This is a, recently published, open access paper that describes a multisite Randomised Controlled Trial of a Cognitive Behavioural Therapy (CBT) based intervention for helping people with common mental disorders to return or stay in work. More specifically the study intervention was called At Work and Coping (AWaC) and consisted of work focussed CBT and job support. The study was commissioned by the Norwegian Ministry of Health and Ministry of Labour in order to find out if AWaC increased work participation at 12 months post intervention. In addition, the study measured changes in symptomatology and quality of life. Finally, the project examined the cost effectiveness of AWaC and explored the efficacy of the intervention for different subgroups.
The paper included n=626 participants in the intervention arm and n=549 participants in the control arm to the study. Of the total, ~130 in each arm were considered to be on long term sick leave (>12 months). The findings were that the AWaC group faired significantly better across all measures. Interestingly, the most marked improvement was amongst those people whom had previously been claiming long-term health benefits (>12 months sick leave). With 30% increasing or maintaining work participation at 18 months compared to only 11% in the control group. In addition, this appeared to be a cost effective intervention for this specific sub group. However, this did not appear to be a cost effective intervention when compared to treatment as usual for other groups such as those not receiving any health benefits or on part sick leave/part employment.
The idea that a combined approach of work focussed CBT and job support can make a large difference to the number of people on long-term sick leave who return to work shows promise. Interestingly, the attrition rate for AWaC was very low (~5%) and more importantly, all participants were volunteers who had indicated that they were motivated to improve their level of participation in the workplace.
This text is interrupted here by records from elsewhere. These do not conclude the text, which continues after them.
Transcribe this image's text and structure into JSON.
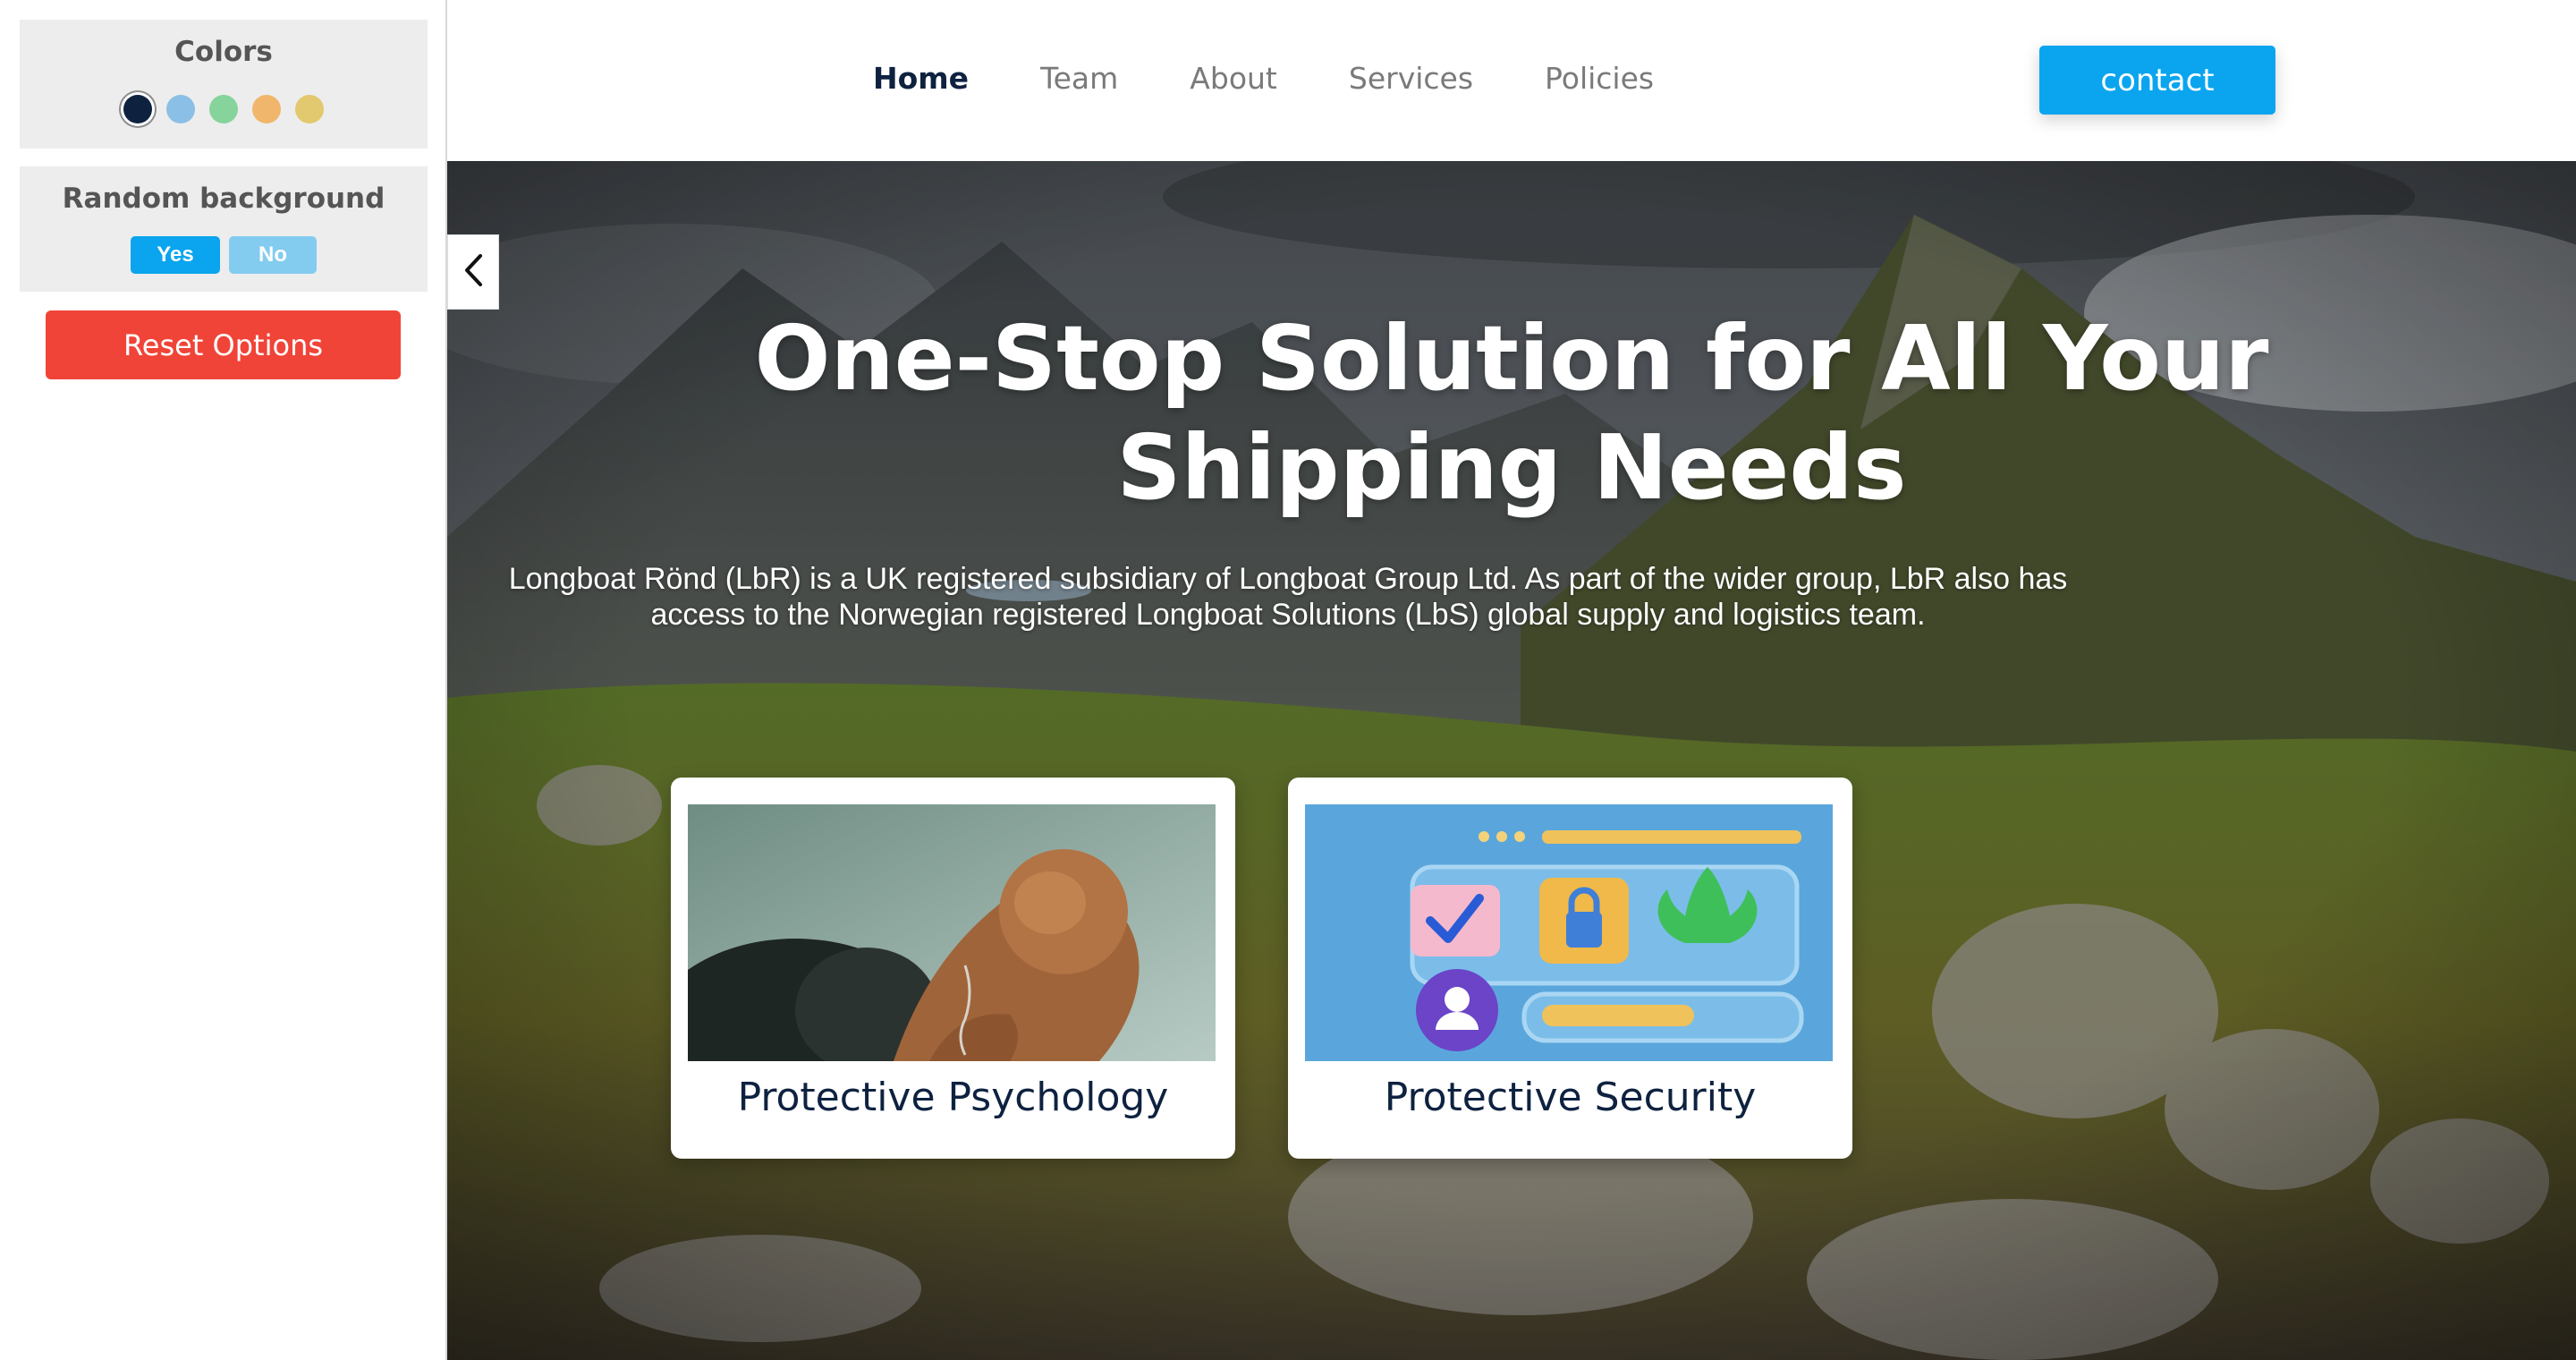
{
  "options": {
    "colors_title": "Colors",
    "swatches": [
      {
        "name": "navy",
        "color": "#0e2240",
        "active": true
      },
      {
        "name": "light-blue",
        "color": "#8bbfe6"
      },
      {
        "name": "green",
        "color": "#86d49c"
      },
      {
        "name": "orange",
        "color": "#f0b66b"
      },
      {
        "name": "yellow",
        "color": "#e2c86e"
      }
    ],
    "random_bg_title": "Random background",
    "yes_label": "Yes",
    "no_label": "No",
    "reset_label": "Reset Options"
  },
  "nav": {
    "links": [
      "Home",
      "Team",
      "About",
      "Services",
      "Policies"
    ],
    "active": "Home",
    "contact_label": "contact"
  },
  "hero": {
    "title_line1": "One-Stop Solution for All Your",
    "title_line2": "Shipping Needs",
    "description": "Longboat Rönd (LbR) is a UK registered subsidiary of Longboat Group Ltd. As part of the wider group, LbR also has access to the Norwegian registered Longboat Solutions (LbS) global supply and logistics team."
  },
  "cards": [
    {
      "title": "Protective Psychology"
    },
    {
      "title": "Protective Security"
    }
  ],
  "colors": {
    "accent": "#0aa5ee",
    "danger": "#f04438",
    "navy": "#0e2240"
  },
  "icons": {
    "panel_toggle": "chevron-left-icon"
  }
}
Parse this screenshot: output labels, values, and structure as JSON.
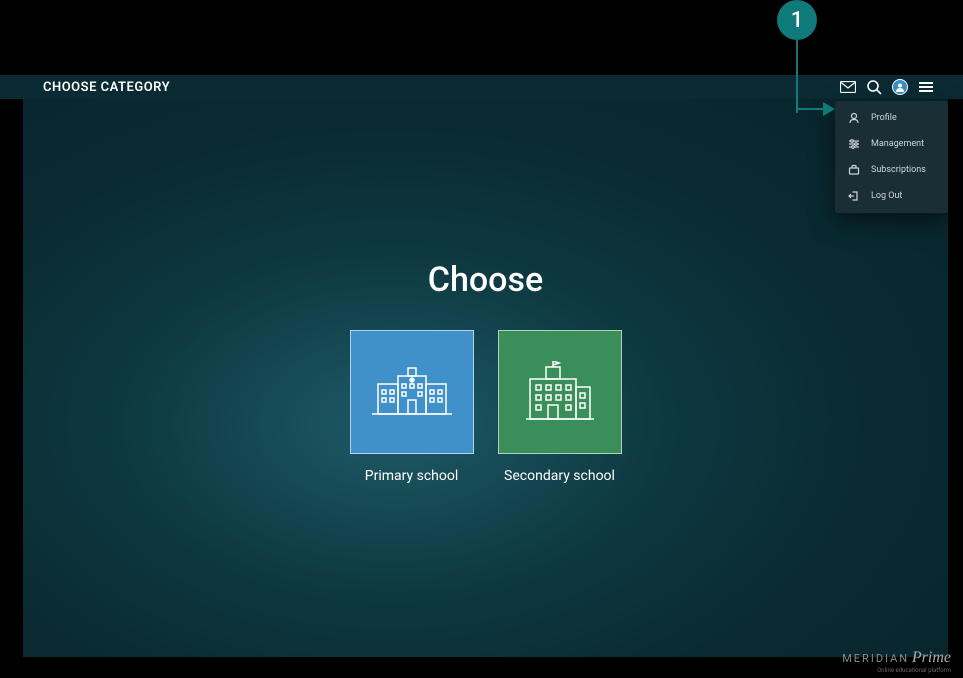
{
  "annotation": {
    "number": "1"
  },
  "header": {
    "title": "CHOOSE CATEGORY"
  },
  "dropdown": {
    "items": [
      {
        "label": "Profile"
      },
      {
        "label": "Management"
      },
      {
        "label": "Subscriptions"
      },
      {
        "label": "Log Out"
      }
    ]
  },
  "main": {
    "title": "Choose",
    "cards": [
      {
        "label": "Primary school"
      },
      {
        "label": "Secondary school"
      }
    ]
  },
  "footer": {
    "brand": "MERIDIAN",
    "prime": "Prime",
    "sub": "Online educational platform"
  }
}
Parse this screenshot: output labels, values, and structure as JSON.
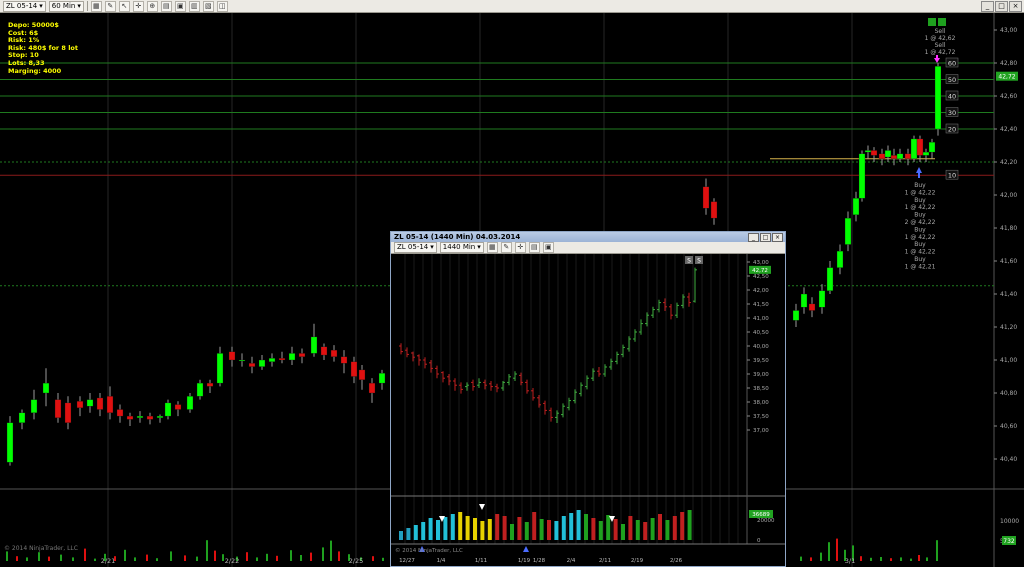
{
  "toolbar": {
    "instrument": "ZL 05-14",
    "period": "60 Min",
    "icons": [
      "pencil-icon",
      "crosshair-icon",
      "chart-style-icon",
      "data-box-icon",
      "properties-icon"
    ]
  },
  "info_panel": {
    "lines": [
      "Depo: 50000$",
      "Cost: 6$",
      "Risk: 1%",
      "Risk: 480$  for 8 lot",
      "Stop: 10",
      "Lots: 8,33",
      "Marging: 4000"
    ]
  },
  "main_chart": {
    "price_ticks": [
      "43,00",
      "42,80",
      "42,60",
      "42,40",
      "42,20",
      "42,00",
      "41,80",
      "41,60",
      "41,40",
      "41,20",
      "41,00",
      "40,80",
      "40,60",
      "40,40"
    ],
    "last_price": "42,72",
    "level_labels": [
      "60",
      "50",
      "40",
      "30",
      "20",
      "10"
    ],
    "volume_ticks": [
      "10000",
      "5000"
    ],
    "volume_last": "732",
    "date_labels": [
      "2/21",
      "2/22",
      "2/25",
      "3/1"
    ],
    "copyright": "© 2014 NinjaTrader, LLC",
    "sell_annotation": [
      "Sell",
      "1 @ 42,62",
      "Sell",
      "1 @ 42,72"
    ],
    "buy_annotation": [
      "Buy",
      "1 @ 42,22",
      "Buy",
      "1 @ 42,22",
      "Buy",
      "2 @ 42,22",
      "Buy",
      "1 @ 42,22",
      "Buy",
      "1 @ 42,22",
      "Buy",
      "1 @ 42,21"
    ]
  },
  "inset_chart": {
    "title": "ZL 05-14 (1440 Min)  04.03.2014",
    "instrument": "ZL 05-14",
    "period": "1440 Min",
    "price_ticks": [
      "43,00",
      "42,50",
      "42,00",
      "41,50",
      "41,00",
      "40,50",
      "40,00",
      "39,50",
      "39,00",
      "38,50",
      "38,00",
      "37,50",
      "37,00"
    ],
    "last_price": "42,72",
    "volume_ticks": [
      "20000",
      "0"
    ],
    "volume_last": "36689",
    "date_labels": [
      "12/27",
      "1/4",
      "1/11",
      "1/19",
      "1/28",
      "2/4",
      "2/11",
      "2/19",
      "2/26"
    ],
    "copyright": "© 2014 NinjaTrader, LLC",
    "marker_labels": [
      "S",
      "S"
    ]
  },
  "colors": {
    "background": "#000000",
    "up_candle": "#00ff00",
    "down_candle": "#e01010",
    "grid": "#2a2a2a",
    "level_line": "#1f7a1f",
    "stop_line": "#8a1b1b",
    "info_text": "#ffff00"
  }
}
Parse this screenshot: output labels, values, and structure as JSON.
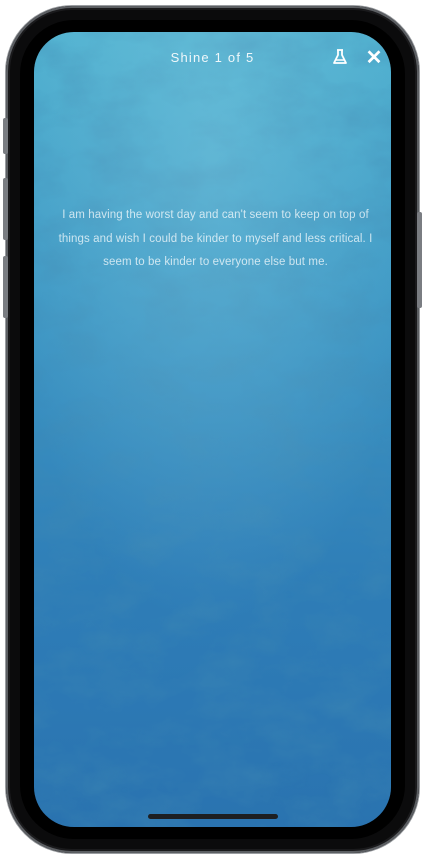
{
  "header": {
    "title": "Shine 1 of 5",
    "flask_icon": "flask-icon",
    "close_icon": "close-icon",
    "close_glyph": "✕"
  },
  "message": {
    "text": "I am having the worst day and can't seem to keep on top of things and wish I could be kinder to myself and less critical. I seem to be kinder to everyone else but me."
  },
  "colors": {
    "background_top": "#4fb0cf",
    "background_bottom": "#2a73b0",
    "text": "#ffffff"
  }
}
I find this last point particularly pertinent given the recent interest in reducing benefits provided to people who are obese or suffering from addiction problems and who refuse to engage with a recommended treatment plan.